Exercise -
Say how many lines in the following data hold the word "coffee". Write nothing but that number.

Data for analysis -
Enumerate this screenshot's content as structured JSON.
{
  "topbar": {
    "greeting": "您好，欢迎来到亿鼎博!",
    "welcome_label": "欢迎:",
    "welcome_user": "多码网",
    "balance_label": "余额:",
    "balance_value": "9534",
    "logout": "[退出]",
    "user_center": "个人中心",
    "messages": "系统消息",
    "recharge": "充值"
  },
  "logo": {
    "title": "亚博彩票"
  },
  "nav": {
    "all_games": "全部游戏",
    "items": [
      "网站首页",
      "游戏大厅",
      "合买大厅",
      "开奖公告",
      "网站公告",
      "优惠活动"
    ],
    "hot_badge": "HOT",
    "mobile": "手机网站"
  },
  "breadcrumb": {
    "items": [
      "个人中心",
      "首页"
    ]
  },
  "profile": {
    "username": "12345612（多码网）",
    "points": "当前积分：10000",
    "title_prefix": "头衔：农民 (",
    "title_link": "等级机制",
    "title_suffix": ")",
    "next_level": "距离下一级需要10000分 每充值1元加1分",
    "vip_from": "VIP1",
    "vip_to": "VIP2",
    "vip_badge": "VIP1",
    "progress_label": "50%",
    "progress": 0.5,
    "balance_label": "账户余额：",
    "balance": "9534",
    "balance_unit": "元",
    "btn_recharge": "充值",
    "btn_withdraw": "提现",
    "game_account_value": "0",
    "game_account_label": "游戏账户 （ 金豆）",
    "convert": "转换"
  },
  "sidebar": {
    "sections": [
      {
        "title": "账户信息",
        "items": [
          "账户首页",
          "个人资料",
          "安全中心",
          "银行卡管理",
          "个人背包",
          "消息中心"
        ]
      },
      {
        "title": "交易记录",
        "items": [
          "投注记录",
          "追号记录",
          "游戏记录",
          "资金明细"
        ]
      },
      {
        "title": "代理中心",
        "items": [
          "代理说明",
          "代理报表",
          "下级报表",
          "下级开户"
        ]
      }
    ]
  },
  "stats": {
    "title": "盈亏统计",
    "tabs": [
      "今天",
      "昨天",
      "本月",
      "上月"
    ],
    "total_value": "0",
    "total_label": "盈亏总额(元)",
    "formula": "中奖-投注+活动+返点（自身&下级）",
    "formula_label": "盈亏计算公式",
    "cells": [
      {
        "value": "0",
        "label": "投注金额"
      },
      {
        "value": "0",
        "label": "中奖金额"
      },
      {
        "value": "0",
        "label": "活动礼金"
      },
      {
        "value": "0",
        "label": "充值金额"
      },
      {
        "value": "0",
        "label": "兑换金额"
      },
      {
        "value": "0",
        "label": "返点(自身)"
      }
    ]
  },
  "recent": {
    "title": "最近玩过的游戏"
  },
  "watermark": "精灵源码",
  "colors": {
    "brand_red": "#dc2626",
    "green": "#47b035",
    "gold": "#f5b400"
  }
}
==
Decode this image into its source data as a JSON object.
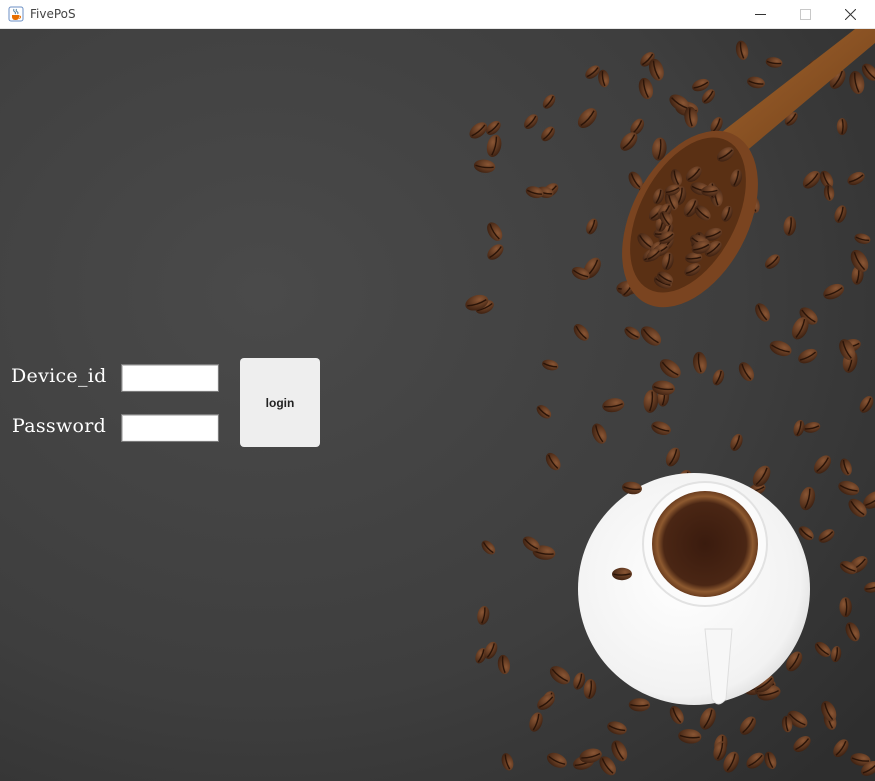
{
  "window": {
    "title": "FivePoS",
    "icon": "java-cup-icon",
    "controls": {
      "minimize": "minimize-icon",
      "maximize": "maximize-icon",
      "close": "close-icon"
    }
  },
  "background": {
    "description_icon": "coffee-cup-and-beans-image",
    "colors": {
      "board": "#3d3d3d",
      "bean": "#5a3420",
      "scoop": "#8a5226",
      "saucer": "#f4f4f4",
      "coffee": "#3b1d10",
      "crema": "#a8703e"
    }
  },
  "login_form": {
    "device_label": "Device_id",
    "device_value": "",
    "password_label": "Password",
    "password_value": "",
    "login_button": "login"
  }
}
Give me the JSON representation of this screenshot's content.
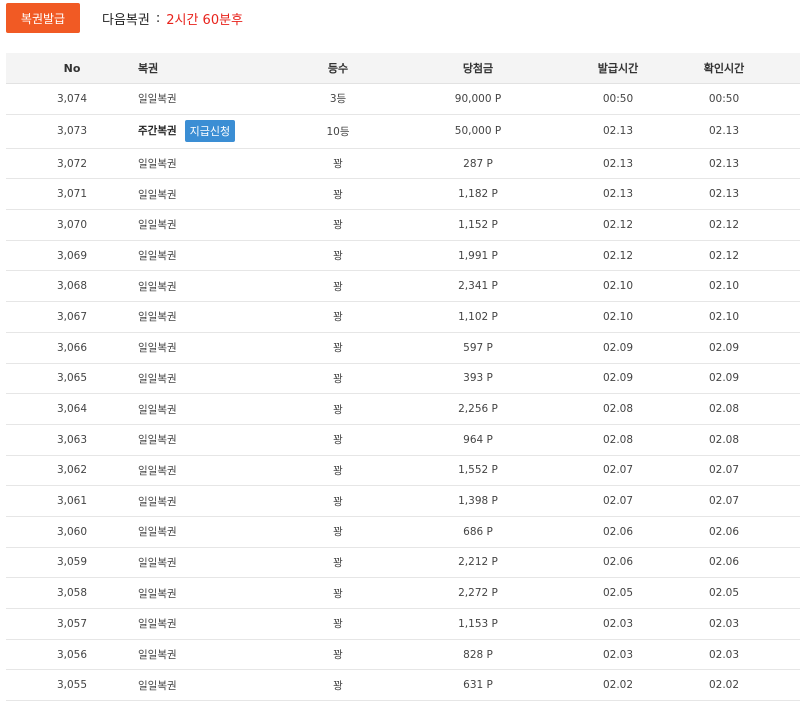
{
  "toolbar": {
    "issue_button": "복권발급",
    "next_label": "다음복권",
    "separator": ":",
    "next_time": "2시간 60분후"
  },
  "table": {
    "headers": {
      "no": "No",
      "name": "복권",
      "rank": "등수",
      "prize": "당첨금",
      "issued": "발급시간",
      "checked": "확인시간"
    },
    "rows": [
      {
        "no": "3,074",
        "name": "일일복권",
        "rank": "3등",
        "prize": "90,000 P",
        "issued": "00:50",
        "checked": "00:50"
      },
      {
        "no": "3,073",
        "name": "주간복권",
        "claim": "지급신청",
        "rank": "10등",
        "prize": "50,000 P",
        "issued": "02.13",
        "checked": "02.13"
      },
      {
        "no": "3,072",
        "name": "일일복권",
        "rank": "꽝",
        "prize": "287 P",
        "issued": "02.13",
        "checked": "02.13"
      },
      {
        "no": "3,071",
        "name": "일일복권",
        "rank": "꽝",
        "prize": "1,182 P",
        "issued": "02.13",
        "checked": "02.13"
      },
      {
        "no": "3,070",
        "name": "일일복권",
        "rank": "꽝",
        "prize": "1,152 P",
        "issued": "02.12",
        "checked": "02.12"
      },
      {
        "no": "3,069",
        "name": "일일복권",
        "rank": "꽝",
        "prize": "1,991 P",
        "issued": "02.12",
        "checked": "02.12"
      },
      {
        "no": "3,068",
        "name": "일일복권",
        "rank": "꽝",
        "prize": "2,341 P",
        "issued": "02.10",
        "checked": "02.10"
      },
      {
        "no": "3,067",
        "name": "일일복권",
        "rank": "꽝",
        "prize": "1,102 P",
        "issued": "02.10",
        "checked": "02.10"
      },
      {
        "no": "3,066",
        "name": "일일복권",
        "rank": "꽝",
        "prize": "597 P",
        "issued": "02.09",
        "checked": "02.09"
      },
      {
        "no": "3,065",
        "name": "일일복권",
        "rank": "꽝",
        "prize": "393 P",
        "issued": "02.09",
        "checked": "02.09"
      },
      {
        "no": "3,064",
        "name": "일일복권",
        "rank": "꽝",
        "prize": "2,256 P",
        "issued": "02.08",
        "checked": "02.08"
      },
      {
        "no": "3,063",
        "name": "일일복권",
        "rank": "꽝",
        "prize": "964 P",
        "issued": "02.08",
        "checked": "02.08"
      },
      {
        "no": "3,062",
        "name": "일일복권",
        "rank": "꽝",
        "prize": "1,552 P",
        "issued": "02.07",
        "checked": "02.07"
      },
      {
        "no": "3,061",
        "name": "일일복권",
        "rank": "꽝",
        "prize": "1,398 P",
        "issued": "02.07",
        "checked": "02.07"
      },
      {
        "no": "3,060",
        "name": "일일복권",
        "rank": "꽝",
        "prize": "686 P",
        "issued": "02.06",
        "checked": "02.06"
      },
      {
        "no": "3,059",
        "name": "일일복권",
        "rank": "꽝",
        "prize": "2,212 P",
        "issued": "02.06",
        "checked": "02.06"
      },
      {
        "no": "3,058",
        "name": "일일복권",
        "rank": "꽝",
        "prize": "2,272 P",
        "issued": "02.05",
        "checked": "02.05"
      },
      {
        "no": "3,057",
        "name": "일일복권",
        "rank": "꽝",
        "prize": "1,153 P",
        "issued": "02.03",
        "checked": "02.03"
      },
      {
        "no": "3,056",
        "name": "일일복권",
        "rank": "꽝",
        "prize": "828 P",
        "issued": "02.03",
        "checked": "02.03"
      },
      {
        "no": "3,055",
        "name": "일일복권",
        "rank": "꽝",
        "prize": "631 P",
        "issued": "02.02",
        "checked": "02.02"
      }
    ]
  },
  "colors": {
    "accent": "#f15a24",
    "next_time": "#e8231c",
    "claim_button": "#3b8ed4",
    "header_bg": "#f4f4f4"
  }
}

Result for this task -
2